The Museum and Discovery Centre was established under the supervision of CN Gopinath Reddy, the then Director, AP Police Academy, in 2007. It was named after Hankins, the first Inspector General of Police in the Nizam State.
The antique collection at the museum ranges from artefacts of the 16th century to the 20th century and from countries including Iran, Turkey, England, France, China, the USA, Nepal and Egypt.
The Museum comprises five galleries – the Arms Gallery, Communication Gallery, Police Gallery, Forensic Science Gallery and the Computer Gallery.
From a wide collection of arrows that showcase artistry on steel and cane, apart from a strikingly beautiful quiver carved out from a single piece of wood, to a large variety of blades used on spears, daggers from Nepal, with blades in different shapes and hilts decorated with floral patterns and made from black metal, the collection is quite appealing.
The international character of the Arms gallery is a striking factor, with Arabic, Persian and Turkish swords vying for attention with Iranian swords. The ‘Shamsheer’ with its perfectly-curved Damascus blade, which was a favourite among the Mughals, and made by renowned swordsmith Asadullah of the 16th Century, is among the collection.
The Tegha sword, used by the Mughals, Marathas and Rajputs, the Nair sword of South Indian origin, Maratha swords, ceremonial swords decorated with ivory and also some which belonged to the Mughals and the Qutb Shahi rulers, with inscriptions that give a glimpse into their history are also worth a dekko.
From the Persian, Turkish, Egyptian and European swords, one can move on to examine the small cannons mounted on wooden carriages, showcasing 18th century craftsmanship. Bringing up the rest of the collection are a rare burning cord gun, a muzzle loading gun, breech loading guns, with the displays dating as back in history as 1450 AD to 1980 AD.
A sub-machine gun dated May 19, 1915, made by Thompson Sub-Machine Corporation, New York, USA; products from famous gun makers like Westley Richards & Co., London, Cog Swell & Harrison, London, Bevis & Sons, London, Mandard Arms Co., Washington, Winchester Repeating Arms, the USA, Linley & Co., London Armoury Co., Holland & Holland, etc., are also on display.
Moving on to the Communication Gallery, a very rare receiver used by the US Navy in 1942, Handheld Trans-receivers and Transmitters, a Webel Base repeater set – all of which have disappeared with the advent of modern technology have been stored here for the young generations to see.
The Forensic Science Gallery is for investigation story aficionados, with accessories and plaster of Paris moulds for examination and comparison of biological evidence, tracing evidence, impression-controlled substances, ballistic and other evidence in criminal investigation making up the display.

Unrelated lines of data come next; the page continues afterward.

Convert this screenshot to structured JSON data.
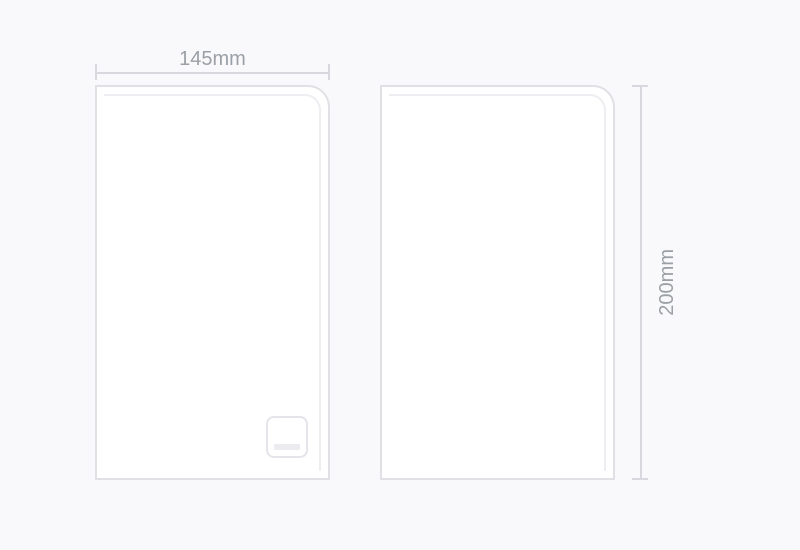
{
  "dimensions": {
    "width_label": "145mm",
    "height_label": "200mm"
  },
  "logo": {
    "name": "brand-logo"
  }
}
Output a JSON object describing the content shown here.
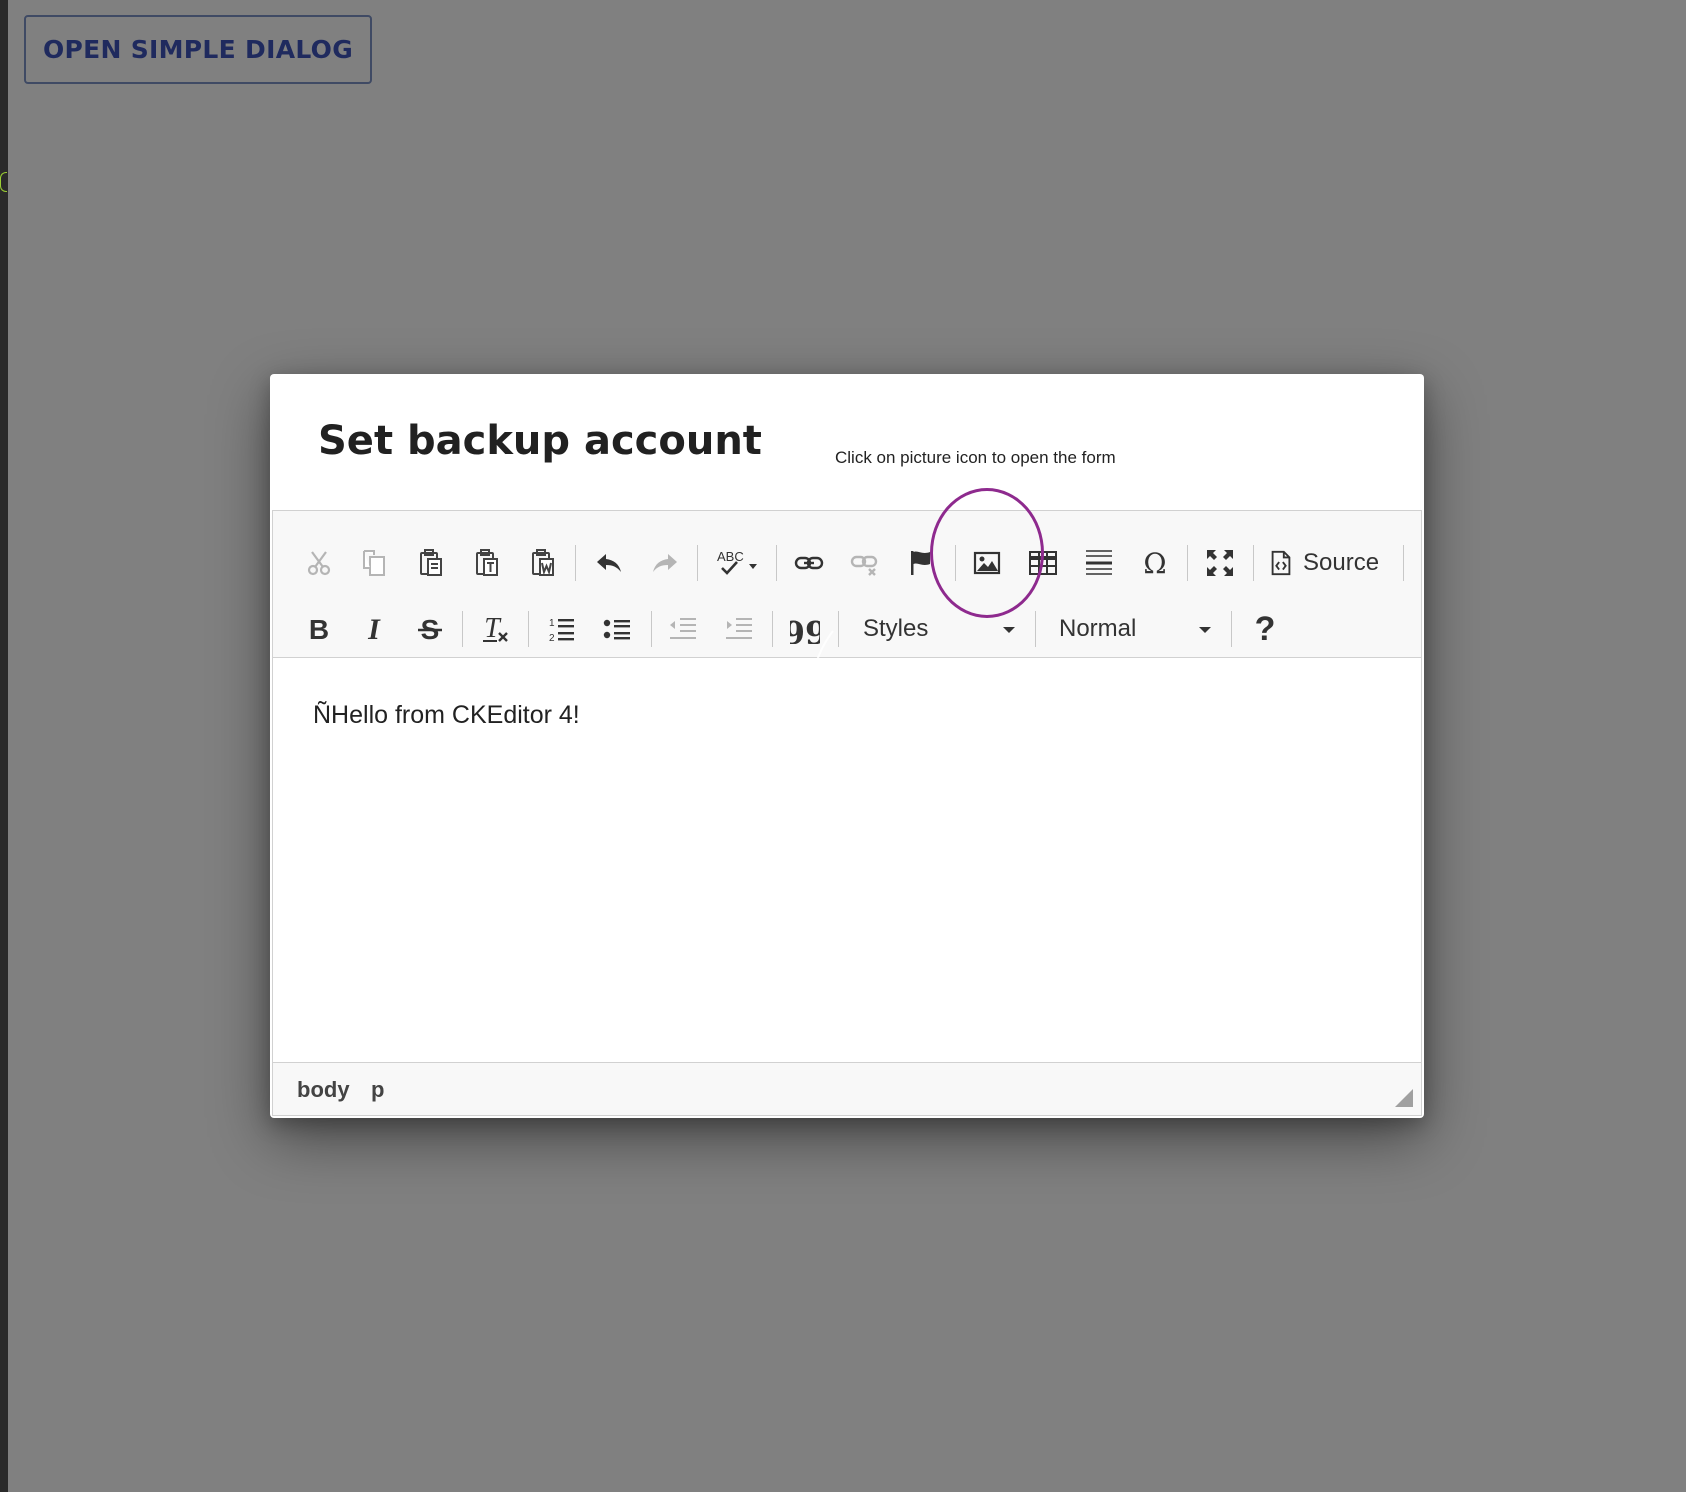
{
  "page": {
    "open_button_label": "OPEN SIMPLE DIALOG"
  },
  "dialog": {
    "title": "Set backup account",
    "hint": "Click on picture icon to open the form"
  },
  "toolbar": {
    "row1": [
      {
        "name": "cut-icon",
        "enabled": false
      },
      {
        "name": "copy-icon",
        "enabled": false
      },
      {
        "name": "paste-icon",
        "enabled": true
      },
      {
        "name": "paste-text-icon",
        "enabled": true
      },
      {
        "name": "paste-word-icon",
        "enabled": true
      },
      {
        "name": "undo-icon",
        "enabled": true
      },
      {
        "name": "redo-icon",
        "enabled": false
      },
      {
        "name": "spellcheck-icon",
        "enabled": true
      },
      {
        "name": "link-icon",
        "enabled": true
      },
      {
        "name": "unlink-icon",
        "enabled": false
      },
      {
        "name": "anchor-icon",
        "enabled": true
      },
      {
        "name": "image-icon",
        "enabled": true
      },
      {
        "name": "table-icon",
        "enabled": true
      },
      {
        "name": "horizontal-line-icon",
        "enabled": true
      },
      {
        "name": "special-char-icon",
        "enabled": true
      },
      {
        "name": "maximize-icon",
        "enabled": true
      }
    ],
    "source_label": "Source",
    "styles_label": "Styles",
    "format_label": "Normal",
    "help_label": "?"
  },
  "editor": {
    "content": "ÑHello from CKEditor 4!"
  },
  "statusbar": {
    "path": [
      "body",
      "p"
    ]
  },
  "colors": {
    "highlight": "#8e2a8e",
    "button_text": "#1f2a5e",
    "overlay": "#808080"
  }
}
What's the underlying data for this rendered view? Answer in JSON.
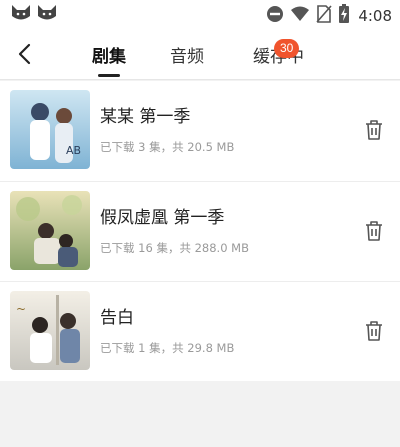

The Police Gallery, narrating the history of the police force from the Nizam’s era and beyond, and the Computer Gallery, which has artefacts ranging from a rare Card Punching machine to the first models of the computer too are worth a visit. #KhabarLive